-------- Data provided
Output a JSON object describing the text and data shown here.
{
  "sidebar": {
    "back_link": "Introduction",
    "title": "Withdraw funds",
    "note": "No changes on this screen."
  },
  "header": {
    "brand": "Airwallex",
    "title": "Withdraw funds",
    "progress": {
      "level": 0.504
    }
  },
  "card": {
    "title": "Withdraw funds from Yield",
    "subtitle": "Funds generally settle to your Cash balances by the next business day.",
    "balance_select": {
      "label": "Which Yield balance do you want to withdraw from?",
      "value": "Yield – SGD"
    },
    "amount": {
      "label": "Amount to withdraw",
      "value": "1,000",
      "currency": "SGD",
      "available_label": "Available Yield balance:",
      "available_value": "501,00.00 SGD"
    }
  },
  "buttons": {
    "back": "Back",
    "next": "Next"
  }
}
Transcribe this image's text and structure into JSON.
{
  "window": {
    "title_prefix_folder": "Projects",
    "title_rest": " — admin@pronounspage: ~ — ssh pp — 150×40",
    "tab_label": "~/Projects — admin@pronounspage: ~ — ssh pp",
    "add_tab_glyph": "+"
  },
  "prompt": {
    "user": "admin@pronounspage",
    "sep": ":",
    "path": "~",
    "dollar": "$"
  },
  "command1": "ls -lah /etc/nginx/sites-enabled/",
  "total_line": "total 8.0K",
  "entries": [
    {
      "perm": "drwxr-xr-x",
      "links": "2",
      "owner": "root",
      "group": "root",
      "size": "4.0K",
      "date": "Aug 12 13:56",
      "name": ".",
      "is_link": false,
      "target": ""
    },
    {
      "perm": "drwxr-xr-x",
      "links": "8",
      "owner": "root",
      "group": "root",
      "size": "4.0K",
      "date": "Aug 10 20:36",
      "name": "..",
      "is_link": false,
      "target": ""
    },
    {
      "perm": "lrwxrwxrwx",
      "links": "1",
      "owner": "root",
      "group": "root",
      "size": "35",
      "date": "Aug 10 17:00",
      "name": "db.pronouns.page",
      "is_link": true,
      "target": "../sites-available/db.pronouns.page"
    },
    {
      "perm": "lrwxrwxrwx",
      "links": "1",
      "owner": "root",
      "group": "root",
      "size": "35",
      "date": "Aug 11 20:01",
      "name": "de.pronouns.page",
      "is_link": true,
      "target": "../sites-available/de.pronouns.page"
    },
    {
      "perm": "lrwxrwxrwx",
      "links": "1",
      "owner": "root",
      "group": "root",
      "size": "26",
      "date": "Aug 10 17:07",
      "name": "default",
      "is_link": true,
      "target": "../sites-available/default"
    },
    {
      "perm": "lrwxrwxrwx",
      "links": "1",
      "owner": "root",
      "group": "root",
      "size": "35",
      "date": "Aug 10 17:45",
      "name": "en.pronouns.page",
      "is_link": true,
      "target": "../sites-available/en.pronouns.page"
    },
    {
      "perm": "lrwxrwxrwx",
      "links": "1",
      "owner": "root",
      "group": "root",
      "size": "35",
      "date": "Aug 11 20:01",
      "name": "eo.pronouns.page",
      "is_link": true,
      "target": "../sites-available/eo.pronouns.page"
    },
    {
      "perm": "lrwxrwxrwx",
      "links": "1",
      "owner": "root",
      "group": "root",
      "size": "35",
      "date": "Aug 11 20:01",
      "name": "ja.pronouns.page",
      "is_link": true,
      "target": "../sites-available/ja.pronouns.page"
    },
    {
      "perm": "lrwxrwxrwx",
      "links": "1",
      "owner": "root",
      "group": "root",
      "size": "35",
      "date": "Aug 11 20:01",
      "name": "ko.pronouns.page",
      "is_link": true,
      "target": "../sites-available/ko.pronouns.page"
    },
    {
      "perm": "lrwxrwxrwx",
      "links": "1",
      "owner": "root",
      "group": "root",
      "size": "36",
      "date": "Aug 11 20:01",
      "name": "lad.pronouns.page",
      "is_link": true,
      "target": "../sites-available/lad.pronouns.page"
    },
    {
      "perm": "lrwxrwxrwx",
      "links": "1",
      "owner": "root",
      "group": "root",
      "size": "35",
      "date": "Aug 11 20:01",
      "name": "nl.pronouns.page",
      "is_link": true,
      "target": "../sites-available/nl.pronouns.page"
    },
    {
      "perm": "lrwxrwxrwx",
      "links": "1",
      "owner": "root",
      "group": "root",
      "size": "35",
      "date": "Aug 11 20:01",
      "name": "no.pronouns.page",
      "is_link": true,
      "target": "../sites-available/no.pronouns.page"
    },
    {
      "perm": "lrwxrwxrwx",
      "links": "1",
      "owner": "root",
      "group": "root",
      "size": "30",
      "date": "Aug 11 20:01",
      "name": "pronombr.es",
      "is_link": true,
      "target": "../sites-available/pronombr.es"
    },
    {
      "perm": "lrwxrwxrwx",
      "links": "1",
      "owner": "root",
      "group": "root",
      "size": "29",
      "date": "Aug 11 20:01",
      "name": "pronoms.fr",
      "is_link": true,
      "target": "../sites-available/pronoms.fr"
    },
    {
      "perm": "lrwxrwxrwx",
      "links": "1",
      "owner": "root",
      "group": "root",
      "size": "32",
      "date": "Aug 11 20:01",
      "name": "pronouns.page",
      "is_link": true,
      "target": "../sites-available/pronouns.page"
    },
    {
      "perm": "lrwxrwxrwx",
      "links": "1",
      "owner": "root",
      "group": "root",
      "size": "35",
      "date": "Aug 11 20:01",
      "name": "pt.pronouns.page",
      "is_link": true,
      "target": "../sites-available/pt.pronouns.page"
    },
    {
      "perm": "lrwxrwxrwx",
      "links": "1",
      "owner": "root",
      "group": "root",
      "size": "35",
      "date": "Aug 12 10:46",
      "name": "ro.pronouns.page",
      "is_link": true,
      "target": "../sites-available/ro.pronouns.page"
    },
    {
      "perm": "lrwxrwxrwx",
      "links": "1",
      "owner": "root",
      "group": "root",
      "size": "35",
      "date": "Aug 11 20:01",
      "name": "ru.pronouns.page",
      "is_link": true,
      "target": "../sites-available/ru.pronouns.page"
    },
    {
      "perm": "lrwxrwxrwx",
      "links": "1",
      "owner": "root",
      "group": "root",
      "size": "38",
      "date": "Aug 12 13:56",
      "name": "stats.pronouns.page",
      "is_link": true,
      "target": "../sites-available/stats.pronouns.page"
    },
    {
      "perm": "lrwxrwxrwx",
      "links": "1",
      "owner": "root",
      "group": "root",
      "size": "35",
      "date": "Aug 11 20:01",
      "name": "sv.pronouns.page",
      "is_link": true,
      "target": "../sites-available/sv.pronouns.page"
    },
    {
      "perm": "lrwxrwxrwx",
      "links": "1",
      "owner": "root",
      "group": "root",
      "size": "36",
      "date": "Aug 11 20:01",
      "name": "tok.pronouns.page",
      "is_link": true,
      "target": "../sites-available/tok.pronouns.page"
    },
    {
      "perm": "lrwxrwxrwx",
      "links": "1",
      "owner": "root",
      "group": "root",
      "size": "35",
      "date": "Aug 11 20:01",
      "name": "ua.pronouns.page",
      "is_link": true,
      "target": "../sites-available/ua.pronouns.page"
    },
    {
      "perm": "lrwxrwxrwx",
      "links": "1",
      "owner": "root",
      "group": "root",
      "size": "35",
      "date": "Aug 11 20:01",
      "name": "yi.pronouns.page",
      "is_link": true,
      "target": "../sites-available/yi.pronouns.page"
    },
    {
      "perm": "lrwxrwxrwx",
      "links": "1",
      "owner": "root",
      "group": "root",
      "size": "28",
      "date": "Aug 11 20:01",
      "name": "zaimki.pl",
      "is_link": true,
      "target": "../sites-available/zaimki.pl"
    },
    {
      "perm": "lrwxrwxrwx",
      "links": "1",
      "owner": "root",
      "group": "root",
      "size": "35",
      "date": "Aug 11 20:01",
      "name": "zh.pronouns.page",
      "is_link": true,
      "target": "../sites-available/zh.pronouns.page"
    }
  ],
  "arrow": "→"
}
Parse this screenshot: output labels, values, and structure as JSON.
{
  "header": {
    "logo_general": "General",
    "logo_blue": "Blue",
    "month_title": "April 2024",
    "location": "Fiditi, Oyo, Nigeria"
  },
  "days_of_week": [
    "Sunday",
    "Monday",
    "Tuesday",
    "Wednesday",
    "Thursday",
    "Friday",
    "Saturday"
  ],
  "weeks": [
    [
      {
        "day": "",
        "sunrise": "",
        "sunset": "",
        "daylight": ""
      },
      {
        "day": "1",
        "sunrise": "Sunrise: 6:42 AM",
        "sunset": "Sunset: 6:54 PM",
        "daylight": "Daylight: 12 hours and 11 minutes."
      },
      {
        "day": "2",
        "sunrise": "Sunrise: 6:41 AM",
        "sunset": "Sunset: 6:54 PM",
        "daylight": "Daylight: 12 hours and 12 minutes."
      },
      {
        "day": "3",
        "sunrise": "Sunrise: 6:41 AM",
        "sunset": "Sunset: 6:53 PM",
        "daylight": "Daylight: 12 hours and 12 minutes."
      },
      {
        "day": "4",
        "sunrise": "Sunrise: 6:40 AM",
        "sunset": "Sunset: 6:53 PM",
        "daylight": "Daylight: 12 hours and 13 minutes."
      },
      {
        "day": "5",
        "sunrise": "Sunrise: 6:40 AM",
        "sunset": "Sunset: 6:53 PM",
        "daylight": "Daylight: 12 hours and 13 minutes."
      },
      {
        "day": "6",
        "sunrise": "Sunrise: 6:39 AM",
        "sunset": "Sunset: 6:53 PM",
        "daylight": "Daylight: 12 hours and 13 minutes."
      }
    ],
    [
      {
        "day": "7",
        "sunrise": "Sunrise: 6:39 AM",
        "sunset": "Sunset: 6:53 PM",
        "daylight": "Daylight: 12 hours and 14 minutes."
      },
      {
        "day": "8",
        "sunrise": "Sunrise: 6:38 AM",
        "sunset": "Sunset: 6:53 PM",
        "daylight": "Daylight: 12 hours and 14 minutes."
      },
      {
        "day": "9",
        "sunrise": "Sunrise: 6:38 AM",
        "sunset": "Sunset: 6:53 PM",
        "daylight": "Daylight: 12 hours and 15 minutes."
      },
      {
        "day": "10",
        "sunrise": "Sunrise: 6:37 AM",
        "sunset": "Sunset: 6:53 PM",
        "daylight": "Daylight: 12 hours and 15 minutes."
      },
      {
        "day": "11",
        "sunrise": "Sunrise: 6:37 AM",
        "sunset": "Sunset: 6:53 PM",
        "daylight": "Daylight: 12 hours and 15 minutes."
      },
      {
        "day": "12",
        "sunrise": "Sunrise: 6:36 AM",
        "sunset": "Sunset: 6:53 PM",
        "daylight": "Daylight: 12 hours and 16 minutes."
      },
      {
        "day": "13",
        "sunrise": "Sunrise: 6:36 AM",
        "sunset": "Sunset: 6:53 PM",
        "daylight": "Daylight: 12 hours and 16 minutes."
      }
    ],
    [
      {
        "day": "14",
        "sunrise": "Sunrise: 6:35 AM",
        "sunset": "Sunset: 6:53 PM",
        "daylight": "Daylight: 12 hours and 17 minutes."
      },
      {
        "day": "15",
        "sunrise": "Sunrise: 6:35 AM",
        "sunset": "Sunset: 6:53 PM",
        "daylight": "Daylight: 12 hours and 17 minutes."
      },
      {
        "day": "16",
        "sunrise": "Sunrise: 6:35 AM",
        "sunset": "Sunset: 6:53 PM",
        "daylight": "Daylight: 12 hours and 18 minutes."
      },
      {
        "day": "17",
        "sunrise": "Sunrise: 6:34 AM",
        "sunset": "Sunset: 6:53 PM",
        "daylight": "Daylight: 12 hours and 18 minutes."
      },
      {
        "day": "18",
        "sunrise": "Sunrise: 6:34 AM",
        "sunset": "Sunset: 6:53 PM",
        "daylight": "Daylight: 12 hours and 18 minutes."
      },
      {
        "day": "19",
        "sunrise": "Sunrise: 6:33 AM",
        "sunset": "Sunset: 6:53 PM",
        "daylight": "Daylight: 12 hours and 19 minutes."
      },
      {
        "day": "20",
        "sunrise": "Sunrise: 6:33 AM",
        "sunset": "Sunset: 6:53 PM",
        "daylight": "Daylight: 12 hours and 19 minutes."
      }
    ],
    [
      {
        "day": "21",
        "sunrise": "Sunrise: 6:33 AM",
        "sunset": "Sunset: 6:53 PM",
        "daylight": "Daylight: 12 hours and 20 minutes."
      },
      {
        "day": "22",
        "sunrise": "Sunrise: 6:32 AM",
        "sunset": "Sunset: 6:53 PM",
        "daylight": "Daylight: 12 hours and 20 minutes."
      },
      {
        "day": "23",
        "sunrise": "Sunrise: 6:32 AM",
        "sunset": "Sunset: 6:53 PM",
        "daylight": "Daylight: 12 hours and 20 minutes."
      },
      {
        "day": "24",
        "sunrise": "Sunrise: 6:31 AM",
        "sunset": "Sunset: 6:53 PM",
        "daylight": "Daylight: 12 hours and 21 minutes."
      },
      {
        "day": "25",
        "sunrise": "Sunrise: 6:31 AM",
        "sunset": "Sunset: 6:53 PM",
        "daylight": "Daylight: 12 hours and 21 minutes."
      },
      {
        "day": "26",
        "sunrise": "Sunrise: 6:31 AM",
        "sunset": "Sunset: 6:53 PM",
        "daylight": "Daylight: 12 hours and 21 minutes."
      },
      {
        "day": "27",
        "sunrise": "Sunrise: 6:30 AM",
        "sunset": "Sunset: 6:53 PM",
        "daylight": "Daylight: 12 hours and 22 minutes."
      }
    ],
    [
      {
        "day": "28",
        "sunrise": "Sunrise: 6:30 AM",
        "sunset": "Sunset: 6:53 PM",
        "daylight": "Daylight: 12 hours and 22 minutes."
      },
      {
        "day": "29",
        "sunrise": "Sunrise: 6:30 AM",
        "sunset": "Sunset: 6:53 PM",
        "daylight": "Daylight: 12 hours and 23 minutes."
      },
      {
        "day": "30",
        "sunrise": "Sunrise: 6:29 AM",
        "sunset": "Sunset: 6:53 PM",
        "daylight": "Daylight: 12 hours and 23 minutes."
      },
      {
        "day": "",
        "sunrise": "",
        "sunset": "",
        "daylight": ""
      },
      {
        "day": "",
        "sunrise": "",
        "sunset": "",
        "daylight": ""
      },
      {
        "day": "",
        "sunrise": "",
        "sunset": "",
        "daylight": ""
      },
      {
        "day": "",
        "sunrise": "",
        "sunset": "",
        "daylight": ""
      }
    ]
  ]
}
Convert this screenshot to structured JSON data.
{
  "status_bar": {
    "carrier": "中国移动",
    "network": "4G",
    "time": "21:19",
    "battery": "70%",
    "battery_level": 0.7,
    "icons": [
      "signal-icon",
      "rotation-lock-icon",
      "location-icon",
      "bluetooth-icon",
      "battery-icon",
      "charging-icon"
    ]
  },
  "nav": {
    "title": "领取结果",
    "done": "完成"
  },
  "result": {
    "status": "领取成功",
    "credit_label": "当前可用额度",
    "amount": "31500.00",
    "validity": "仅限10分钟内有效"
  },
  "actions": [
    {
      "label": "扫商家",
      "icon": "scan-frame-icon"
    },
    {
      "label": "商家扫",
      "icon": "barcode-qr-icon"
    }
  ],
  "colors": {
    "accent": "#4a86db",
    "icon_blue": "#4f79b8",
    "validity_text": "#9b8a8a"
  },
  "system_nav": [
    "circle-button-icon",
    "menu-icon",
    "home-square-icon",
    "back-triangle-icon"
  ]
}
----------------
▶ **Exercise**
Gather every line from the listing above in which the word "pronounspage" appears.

▶ **Reply to the task**
    "title_rest": " — admin@pronounspage: ~ — ssh pp — 150×40",
    "tab_label": "~/Projects — admin@pronounspage: ~ — ssh pp",
    "user": "admin@pronounspage",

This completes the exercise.